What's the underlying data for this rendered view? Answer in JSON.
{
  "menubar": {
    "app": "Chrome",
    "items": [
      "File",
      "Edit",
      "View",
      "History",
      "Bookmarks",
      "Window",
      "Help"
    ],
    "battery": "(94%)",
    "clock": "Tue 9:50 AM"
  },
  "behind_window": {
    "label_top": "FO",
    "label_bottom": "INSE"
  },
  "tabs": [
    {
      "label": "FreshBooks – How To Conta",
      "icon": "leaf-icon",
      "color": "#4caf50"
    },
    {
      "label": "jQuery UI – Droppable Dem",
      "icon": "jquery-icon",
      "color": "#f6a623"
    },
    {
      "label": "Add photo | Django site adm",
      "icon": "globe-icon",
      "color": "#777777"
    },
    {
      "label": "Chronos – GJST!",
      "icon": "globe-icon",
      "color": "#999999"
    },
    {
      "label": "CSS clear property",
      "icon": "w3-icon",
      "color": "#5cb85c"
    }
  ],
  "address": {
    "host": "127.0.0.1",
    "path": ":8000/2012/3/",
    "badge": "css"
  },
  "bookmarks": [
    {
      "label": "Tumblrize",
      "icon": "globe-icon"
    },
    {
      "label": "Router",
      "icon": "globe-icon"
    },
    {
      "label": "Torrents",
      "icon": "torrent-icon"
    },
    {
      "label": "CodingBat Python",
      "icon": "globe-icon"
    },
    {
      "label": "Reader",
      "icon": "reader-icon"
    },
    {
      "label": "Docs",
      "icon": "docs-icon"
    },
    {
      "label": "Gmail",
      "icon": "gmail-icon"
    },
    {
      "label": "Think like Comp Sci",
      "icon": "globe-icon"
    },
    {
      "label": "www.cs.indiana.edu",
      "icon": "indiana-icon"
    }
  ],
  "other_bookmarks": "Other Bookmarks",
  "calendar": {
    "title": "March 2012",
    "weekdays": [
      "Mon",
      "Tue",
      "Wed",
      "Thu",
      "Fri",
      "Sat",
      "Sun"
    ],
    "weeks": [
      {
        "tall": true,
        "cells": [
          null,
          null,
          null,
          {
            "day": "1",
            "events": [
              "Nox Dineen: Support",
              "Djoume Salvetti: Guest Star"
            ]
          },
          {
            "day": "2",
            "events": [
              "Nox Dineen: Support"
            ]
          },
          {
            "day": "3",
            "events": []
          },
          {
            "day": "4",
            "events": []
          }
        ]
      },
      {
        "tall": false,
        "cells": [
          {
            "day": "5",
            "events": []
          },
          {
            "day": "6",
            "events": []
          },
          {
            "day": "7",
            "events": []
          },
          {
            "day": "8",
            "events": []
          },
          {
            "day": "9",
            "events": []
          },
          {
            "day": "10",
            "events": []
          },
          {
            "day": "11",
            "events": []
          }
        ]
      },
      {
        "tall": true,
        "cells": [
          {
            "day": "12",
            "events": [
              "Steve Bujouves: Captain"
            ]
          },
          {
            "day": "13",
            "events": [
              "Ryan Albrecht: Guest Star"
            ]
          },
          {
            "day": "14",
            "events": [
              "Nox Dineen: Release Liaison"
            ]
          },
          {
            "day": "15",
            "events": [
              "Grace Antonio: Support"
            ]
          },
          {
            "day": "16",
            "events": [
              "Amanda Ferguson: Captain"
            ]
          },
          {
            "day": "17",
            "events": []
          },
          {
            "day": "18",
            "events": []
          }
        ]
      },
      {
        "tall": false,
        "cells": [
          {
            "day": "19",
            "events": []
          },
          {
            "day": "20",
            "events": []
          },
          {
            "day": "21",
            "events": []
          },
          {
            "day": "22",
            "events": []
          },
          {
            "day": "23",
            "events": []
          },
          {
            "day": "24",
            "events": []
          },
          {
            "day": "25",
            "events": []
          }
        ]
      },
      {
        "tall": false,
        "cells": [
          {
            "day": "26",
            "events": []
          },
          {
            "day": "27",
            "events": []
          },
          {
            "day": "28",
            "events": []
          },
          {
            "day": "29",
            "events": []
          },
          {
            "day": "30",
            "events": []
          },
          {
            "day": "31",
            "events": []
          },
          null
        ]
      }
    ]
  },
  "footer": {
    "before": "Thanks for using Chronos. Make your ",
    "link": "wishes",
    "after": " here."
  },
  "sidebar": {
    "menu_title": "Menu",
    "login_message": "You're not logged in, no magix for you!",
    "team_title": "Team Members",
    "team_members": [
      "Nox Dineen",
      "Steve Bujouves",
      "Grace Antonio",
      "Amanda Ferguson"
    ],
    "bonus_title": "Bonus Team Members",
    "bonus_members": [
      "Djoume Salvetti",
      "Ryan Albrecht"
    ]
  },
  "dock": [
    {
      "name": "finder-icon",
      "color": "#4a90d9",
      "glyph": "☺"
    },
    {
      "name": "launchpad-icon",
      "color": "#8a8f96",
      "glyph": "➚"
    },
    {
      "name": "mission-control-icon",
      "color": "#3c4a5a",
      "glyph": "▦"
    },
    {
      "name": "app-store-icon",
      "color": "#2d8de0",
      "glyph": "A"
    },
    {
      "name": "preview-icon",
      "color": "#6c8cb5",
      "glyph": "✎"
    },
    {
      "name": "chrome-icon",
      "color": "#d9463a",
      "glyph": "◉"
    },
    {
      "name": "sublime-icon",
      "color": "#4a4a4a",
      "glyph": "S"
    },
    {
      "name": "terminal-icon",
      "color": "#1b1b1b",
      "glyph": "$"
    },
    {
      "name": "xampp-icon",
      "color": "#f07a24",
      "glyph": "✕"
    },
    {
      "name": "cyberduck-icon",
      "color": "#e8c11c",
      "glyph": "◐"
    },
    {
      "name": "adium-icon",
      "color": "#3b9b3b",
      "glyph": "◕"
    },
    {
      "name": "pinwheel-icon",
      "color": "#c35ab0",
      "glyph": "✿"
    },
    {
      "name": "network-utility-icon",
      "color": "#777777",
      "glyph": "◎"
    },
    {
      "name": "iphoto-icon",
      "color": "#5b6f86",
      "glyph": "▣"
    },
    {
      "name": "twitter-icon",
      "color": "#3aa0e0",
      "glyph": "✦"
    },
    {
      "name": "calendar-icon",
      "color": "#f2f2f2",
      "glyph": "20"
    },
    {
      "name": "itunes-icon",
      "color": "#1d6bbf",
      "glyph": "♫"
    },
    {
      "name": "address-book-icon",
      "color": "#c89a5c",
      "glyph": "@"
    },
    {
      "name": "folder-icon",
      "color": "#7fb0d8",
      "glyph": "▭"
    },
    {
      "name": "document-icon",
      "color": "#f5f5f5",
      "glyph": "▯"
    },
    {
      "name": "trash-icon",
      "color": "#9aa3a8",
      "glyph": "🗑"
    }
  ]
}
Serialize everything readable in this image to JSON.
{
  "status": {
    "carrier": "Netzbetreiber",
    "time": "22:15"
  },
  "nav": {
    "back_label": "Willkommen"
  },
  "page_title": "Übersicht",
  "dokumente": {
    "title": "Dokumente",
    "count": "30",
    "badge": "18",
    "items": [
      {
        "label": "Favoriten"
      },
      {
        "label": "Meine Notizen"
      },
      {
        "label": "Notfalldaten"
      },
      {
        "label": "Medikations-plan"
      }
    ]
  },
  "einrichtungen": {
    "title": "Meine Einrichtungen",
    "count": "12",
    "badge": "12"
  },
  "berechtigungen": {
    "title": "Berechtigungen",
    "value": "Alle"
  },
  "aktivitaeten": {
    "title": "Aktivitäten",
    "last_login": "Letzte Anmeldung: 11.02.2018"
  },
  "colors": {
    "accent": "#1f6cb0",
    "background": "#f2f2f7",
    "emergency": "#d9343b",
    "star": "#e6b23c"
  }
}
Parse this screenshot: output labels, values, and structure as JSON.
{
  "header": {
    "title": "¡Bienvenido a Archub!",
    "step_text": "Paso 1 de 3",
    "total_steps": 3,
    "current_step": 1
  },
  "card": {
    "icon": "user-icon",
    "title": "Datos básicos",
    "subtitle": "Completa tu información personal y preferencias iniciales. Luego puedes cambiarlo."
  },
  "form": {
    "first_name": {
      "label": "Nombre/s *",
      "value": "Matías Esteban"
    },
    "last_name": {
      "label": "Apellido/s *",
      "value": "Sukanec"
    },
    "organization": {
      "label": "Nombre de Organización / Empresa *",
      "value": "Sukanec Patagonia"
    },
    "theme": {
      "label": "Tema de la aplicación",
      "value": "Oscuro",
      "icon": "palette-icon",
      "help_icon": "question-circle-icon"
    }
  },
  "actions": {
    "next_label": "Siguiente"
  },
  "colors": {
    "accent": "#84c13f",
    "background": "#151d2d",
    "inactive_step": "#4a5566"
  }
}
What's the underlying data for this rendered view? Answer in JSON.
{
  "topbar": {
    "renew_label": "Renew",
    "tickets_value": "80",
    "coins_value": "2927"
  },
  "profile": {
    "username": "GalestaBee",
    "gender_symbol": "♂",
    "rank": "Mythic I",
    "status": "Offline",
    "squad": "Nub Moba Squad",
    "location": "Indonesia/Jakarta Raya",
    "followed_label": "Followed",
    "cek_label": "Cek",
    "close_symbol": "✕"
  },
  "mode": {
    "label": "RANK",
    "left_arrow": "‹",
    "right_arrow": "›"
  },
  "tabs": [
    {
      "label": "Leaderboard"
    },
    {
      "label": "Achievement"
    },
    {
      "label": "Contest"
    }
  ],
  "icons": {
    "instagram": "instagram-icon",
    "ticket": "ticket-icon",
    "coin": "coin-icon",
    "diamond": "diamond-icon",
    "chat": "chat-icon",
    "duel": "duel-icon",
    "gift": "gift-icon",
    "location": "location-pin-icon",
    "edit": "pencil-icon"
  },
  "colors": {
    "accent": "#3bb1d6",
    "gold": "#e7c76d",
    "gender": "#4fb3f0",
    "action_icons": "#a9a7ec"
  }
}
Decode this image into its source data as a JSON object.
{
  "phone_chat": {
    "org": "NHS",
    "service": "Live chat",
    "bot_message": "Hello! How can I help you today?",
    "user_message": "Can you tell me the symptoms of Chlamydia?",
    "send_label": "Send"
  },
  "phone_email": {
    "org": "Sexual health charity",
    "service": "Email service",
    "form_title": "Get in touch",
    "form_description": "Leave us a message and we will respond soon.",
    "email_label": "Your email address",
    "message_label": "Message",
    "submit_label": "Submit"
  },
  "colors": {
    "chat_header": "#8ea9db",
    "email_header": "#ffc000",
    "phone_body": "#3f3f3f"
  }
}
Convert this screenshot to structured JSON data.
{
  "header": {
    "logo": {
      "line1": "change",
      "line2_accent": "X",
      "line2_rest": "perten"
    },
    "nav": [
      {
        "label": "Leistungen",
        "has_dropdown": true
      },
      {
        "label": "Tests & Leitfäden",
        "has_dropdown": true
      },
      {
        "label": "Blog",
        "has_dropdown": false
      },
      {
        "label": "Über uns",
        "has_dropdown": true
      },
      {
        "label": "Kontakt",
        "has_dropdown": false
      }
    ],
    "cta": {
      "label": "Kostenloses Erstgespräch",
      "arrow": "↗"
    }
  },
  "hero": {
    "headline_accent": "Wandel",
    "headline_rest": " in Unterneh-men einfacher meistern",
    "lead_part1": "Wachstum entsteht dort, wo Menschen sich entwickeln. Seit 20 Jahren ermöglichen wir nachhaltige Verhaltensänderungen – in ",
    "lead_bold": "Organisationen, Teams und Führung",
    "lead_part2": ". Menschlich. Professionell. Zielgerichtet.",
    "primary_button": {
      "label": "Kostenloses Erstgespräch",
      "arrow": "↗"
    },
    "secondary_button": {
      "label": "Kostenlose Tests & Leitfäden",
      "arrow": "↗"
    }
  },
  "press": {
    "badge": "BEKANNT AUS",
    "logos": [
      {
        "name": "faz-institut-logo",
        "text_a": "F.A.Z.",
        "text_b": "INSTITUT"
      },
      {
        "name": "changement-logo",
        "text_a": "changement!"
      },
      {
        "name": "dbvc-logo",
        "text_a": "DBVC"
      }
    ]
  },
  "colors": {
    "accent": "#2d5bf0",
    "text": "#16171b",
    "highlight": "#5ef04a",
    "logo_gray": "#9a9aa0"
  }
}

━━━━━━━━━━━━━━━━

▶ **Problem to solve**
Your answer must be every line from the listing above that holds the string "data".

▶ **Answer box**
What's the underlying data for this rendered view? Answer in JSON.
What's the underlying data for this rendered view? Answer in JSON.
Decode this image into its source data as a JSON object.
Convert this screenshot to structured JSON data.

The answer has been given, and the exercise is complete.